In Canada the story is a little different, as the oldest loyalty program in the country is by Canadian Tire Money, where consumers would get cash-like coupons to use at participating stores. Now it has shifted to a card-based program, but nevertheless the Canadian Tire Money is still around and often cherished more than what it’s worth. Although Air Miles is the largest reward program in Canada, one of the preferred types of rewards can be found through gas station loyalty programs, where earned rewards grant discounts on fuel.
Moving south, Latin American countries, according to a Nielsen report, have the lowest self-reported loyalty program participation rates. One of the main reasons for this is the strength of traditional trade in the region, which accounts for over half of retail sales, and loyalty programs being generally for larger-format stores. The consumers’ favorite rewards are cashback or rebates (48%), but — surprisingly — 4 out of 10 say free products are among the top benefit, the highest percentage rate globally.
In Europe loyalty programs are predominantly old-school — most are quite complicated, and still use physical reward cards over apps. Product discounts are the preferred reward for loyalty points, with over 62% of consumers choosing this promotion dependency over cashback, freebies, or exclusive consumer treatment.
In Africa and the Middle East, reward program participation is tied to development and trade. In South Africa monetary rewards are highly valued, with 69% of loyal customers choosing it as their preferred reward. In countries such as Morocco and Egypt, non-monetary rewards are favored, and benefits such as being recognized as a valued customer are popular.
In India the largest coalition loyalty program is PAYBACK. With over 100 million members and a point-to-rewards system paying out mostly in discounts across the many brands PAYBACK partners with.

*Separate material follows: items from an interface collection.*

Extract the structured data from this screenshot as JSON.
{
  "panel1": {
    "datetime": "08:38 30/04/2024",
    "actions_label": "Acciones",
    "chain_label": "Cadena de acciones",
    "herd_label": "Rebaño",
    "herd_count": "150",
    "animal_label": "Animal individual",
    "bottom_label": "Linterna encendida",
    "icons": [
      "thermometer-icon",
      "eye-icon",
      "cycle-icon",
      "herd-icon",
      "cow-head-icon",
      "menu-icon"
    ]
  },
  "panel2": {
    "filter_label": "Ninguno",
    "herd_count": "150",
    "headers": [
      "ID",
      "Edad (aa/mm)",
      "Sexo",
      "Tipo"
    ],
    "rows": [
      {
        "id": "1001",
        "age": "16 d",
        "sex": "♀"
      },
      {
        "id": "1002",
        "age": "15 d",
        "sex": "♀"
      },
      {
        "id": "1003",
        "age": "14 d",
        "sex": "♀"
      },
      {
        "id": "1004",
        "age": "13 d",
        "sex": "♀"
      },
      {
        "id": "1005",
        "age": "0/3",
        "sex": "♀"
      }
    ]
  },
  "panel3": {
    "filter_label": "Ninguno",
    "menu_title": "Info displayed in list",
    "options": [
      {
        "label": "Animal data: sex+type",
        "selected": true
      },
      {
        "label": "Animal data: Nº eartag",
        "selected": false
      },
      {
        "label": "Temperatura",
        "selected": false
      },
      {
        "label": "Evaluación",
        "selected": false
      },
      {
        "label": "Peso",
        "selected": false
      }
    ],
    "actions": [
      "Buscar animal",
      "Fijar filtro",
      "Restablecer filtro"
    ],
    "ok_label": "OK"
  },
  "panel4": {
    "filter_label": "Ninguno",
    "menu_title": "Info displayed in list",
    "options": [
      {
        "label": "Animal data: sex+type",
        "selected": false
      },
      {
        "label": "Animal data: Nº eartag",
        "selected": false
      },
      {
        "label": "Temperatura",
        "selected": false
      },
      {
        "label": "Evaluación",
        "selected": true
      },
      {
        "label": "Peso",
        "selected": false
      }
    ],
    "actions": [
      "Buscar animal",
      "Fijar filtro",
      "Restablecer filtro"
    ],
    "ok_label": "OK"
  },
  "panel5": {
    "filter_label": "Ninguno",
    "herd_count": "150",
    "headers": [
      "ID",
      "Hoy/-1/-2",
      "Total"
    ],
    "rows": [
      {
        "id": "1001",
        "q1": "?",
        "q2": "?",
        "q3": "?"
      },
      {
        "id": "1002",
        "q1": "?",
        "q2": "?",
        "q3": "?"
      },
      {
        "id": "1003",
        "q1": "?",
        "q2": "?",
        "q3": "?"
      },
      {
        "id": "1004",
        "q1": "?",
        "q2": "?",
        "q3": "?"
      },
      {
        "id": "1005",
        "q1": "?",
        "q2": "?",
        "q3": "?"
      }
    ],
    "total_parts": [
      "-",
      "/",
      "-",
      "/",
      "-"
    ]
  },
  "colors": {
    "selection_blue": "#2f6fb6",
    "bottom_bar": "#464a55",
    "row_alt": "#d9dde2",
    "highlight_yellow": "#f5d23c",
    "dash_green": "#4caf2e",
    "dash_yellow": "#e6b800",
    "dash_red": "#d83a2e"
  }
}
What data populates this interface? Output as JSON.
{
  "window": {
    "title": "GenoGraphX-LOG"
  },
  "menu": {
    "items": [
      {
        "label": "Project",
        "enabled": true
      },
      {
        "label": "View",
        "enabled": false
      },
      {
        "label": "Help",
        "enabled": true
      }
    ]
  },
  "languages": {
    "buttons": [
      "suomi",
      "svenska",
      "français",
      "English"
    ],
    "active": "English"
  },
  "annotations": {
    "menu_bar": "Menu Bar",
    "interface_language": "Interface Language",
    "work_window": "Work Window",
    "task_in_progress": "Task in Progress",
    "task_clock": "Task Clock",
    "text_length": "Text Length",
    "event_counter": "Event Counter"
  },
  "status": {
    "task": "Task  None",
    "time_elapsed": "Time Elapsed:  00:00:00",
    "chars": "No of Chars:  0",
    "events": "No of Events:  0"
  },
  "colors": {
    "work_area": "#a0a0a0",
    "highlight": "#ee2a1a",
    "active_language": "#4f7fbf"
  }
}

In Asia-Pacific loyalty programs are so popular that 7 out of 10 consumers with online access are part of a rewards plan. Digital loyalty programs are the preferred choice in this region, with product discounts, cashback, and free shipping being the top three chosen rewards in return for loyalty points. Interestingly enough, in a recent Collinson Group’s report, it was revealed that affluent middle class in China values providing for their families and saving for the future, yet this is not fully reflected in the rewards they are offered.
Although many of these programs have shifted from card to online app-systems, rewards still differ from country to country. On a similar note, consumers value rewards differently across the board, yet they are given the same choices of rewards. The difference in currencies, cultures, and needs justifies this, yet with international brands covering more countries, the question of whether reward programs could be just as universal as the brands they represent remains. Because of this, we see the importance in creating a platform that can be used worldwide, and where rewards go beyond the traditional options. At BITS we believe in fractional shares as the evolution of reward programs, and a natural progression of prizes that reflects the current global, tech-savvy, and value-driven consumer.